* **Data supplied**:
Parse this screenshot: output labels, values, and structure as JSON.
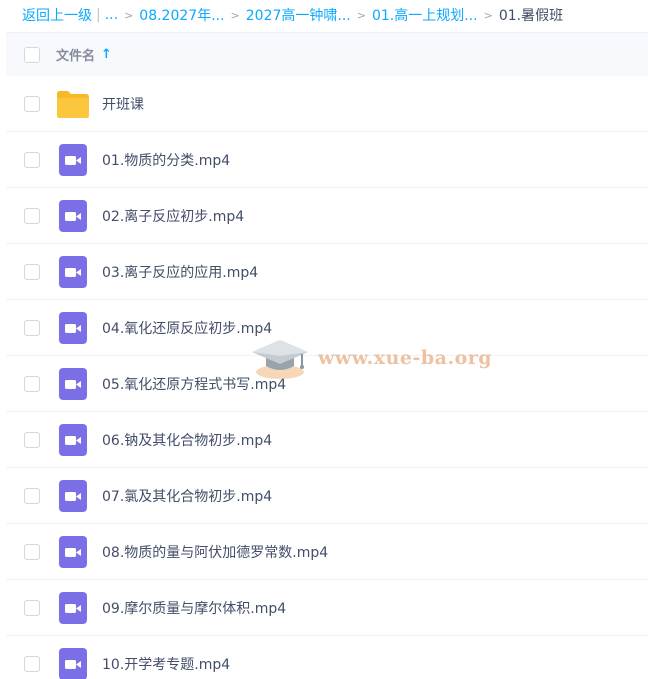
{
  "breadcrumb": {
    "back_label": "返回上一级",
    "pipe": "|",
    "ellipsis": "...",
    "items": [
      "08.2027年...",
      "2027高一钟啸...",
      "01.高一上规划..."
    ],
    "current": "01.暑假班"
  },
  "header": {
    "filename_label": "文件名",
    "sort_icon": "arrow-up-icon",
    "sort_glyph": "↑"
  },
  "files": [
    {
      "name": "开班课",
      "type": "folder"
    },
    {
      "name": "01.物质的分类.mp4",
      "type": "video"
    },
    {
      "name": "02.离子反应初步.mp4",
      "type": "video"
    },
    {
      "name": "03.离子反应的应用.mp4",
      "type": "video"
    },
    {
      "name": "04.氧化还原反应初步.mp4",
      "type": "video"
    },
    {
      "name": "05.氧化还原方程式书写.mp4",
      "type": "video"
    },
    {
      "name": "06.钠及其化合物初步.mp4",
      "type": "video"
    },
    {
      "name": "07.氯及其化合物初步.mp4",
      "type": "video"
    },
    {
      "name": "08.物质的量与阿伏加德罗常数.mp4",
      "type": "video"
    },
    {
      "name": "09.摩尔质量与摩尔体积.mp4",
      "type": "video"
    },
    {
      "name": "10.开学考专题.mp4",
      "type": "video"
    }
  ],
  "watermark": {
    "text": "www.xue-ba.org",
    "icon": "graduation-cap-icon"
  },
  "colors": {
    "link": "#09aaff",
    "folder": "#fcc63e",
    "video": "#7b6fe8",
    "text": "#424e67",
    "header_bg": "#f7f9fd"
  }
}
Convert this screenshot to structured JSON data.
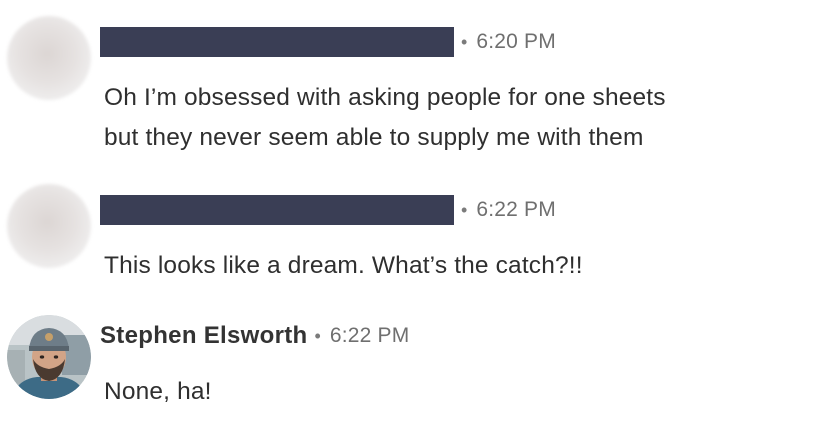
{
  "messages": [
    {
      "author": "",
      "author_redacted": true,
      "time": "6:20 PM",
      "lines": [
        "Oh I’m obsessed with asking people for one sheets",
        "but they never seem able to supply me with them"
      ]
    },
    {
      "author": "",
      "author_redacted": true,
      "time": "6:22 PM",
      "lines": [
        "This looks like a dream. What’s the catch?!!"
      ]
    },
    {
      "author": "Stephen Elsworth",
      "author_redacted": false,
      "time": "6:22 PM",
      "lines": [
        "None, ha!"
      ]
    }
  ],
  "separator": "•",
  "colors": {
    "redaction": "#3a3e55",
    "timestamp": "#6f6f6f",
    "text": "#2f2f2f"
  }
}
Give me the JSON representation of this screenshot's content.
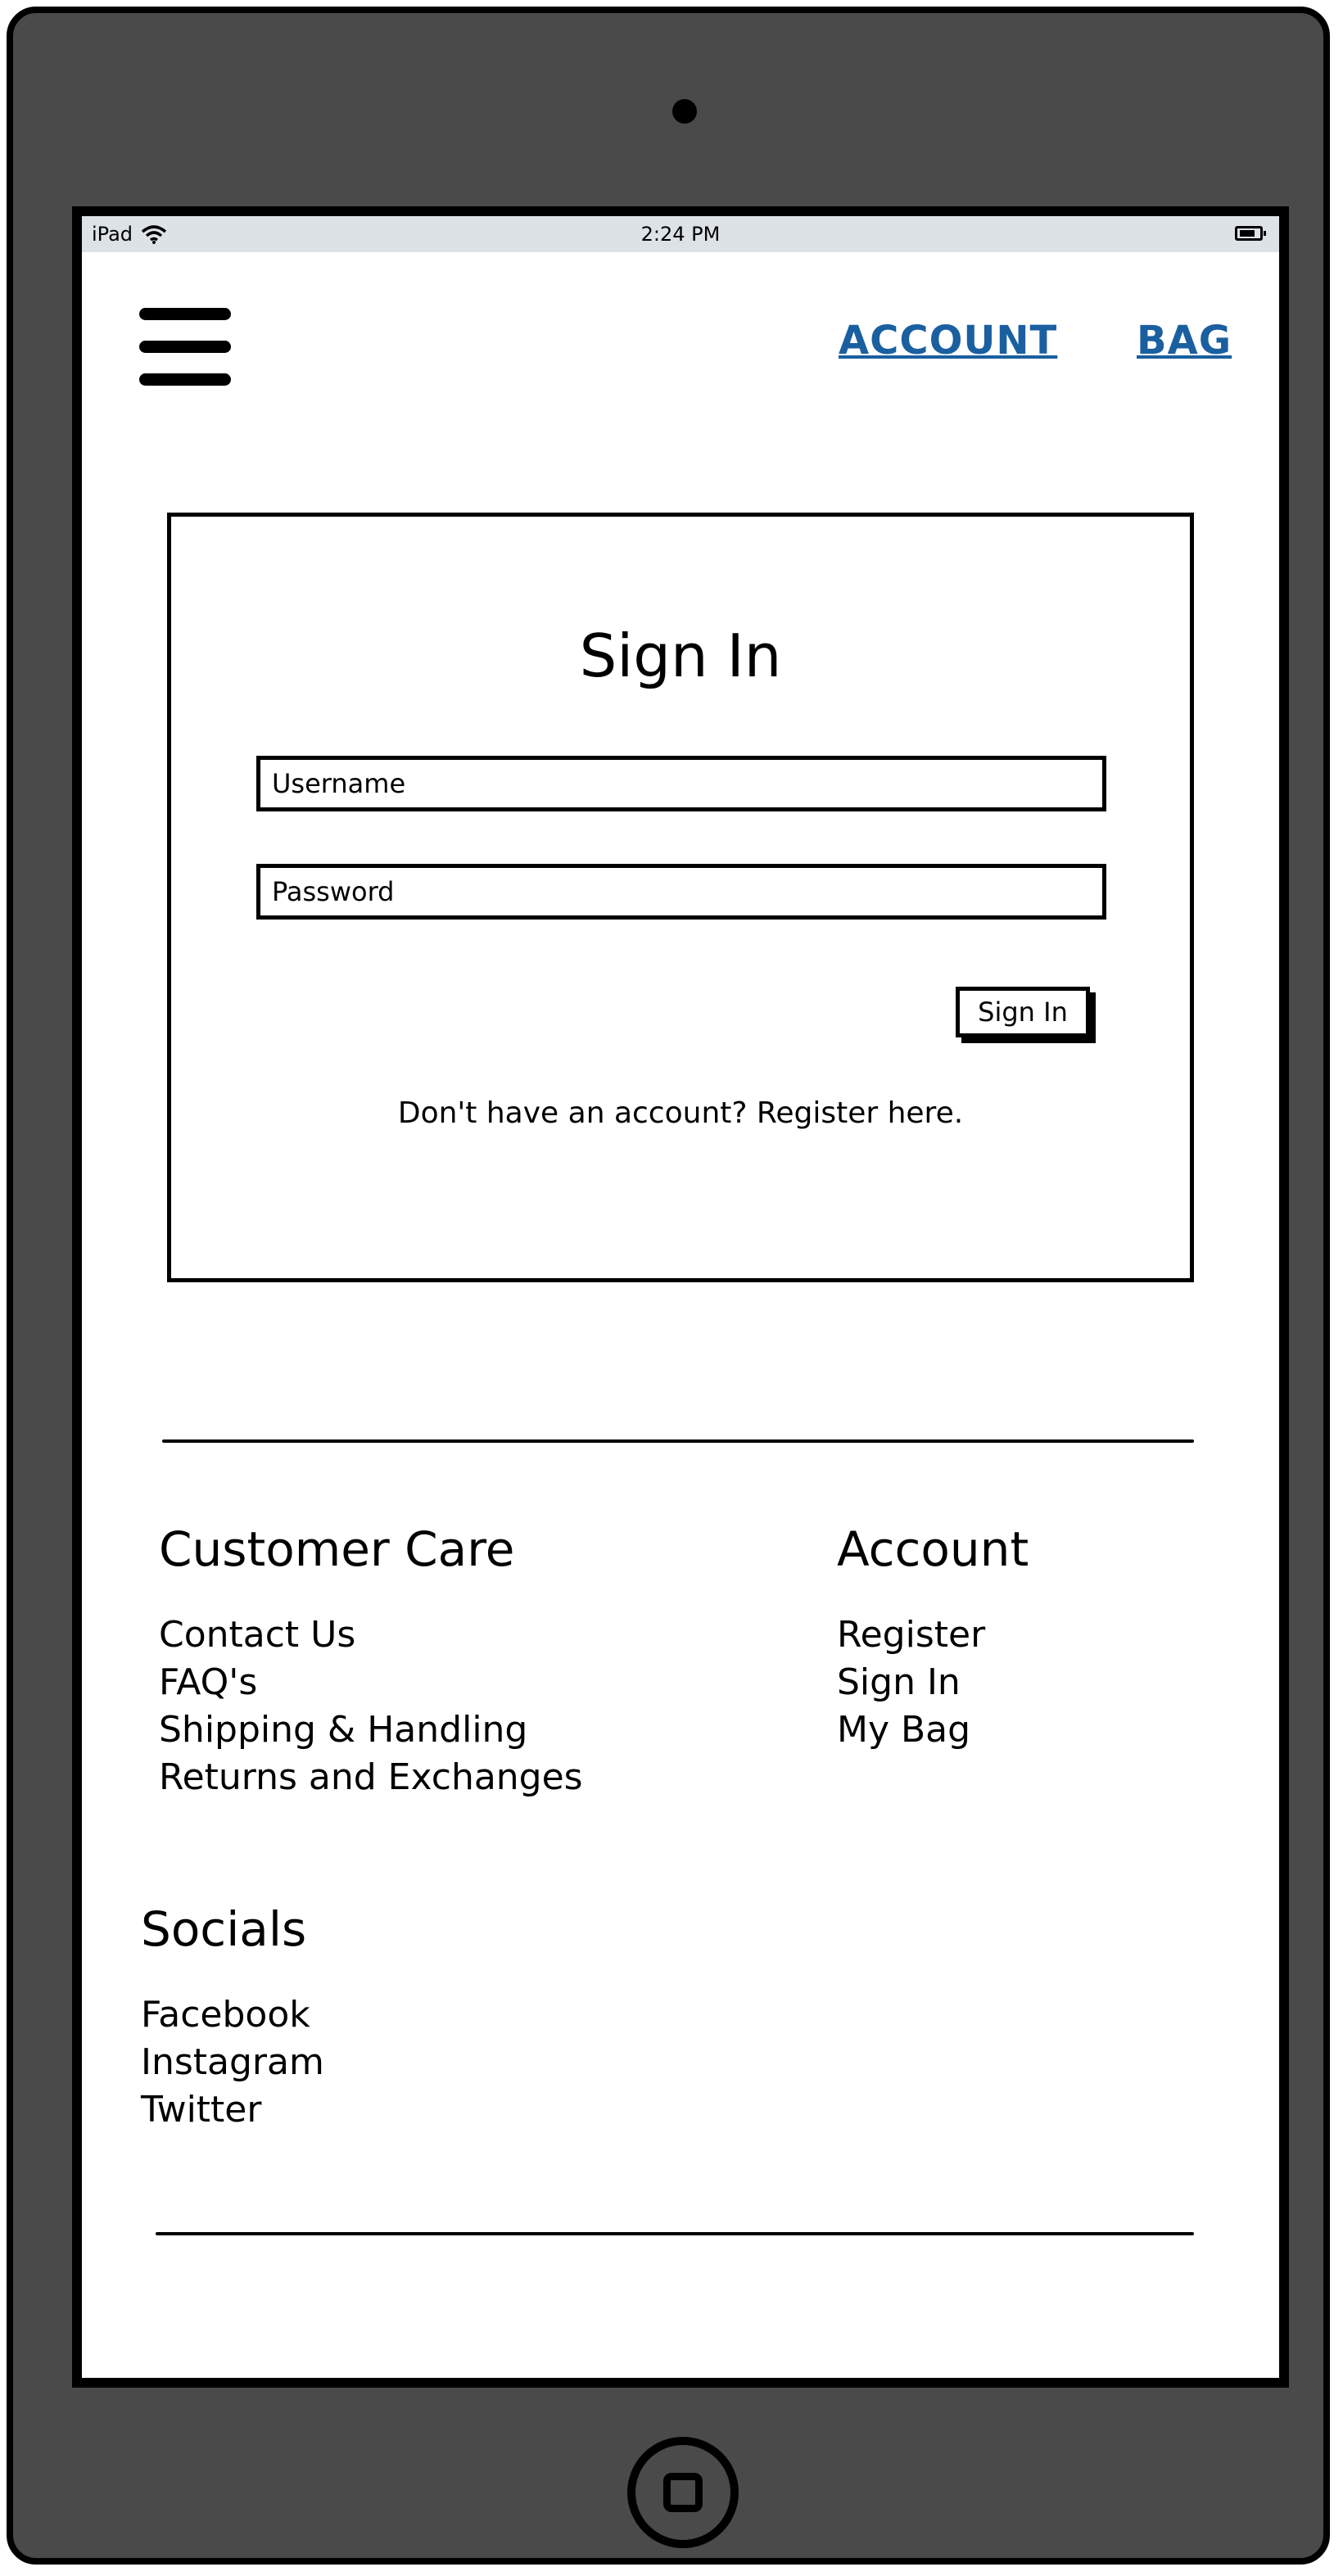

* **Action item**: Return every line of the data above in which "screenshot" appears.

* **Your response**:
Parse this screenshot: output labels, values, and structure as JSON.
Convert this screenshot to structured JSON data.
Give me the JSON representation of this screenshot's content.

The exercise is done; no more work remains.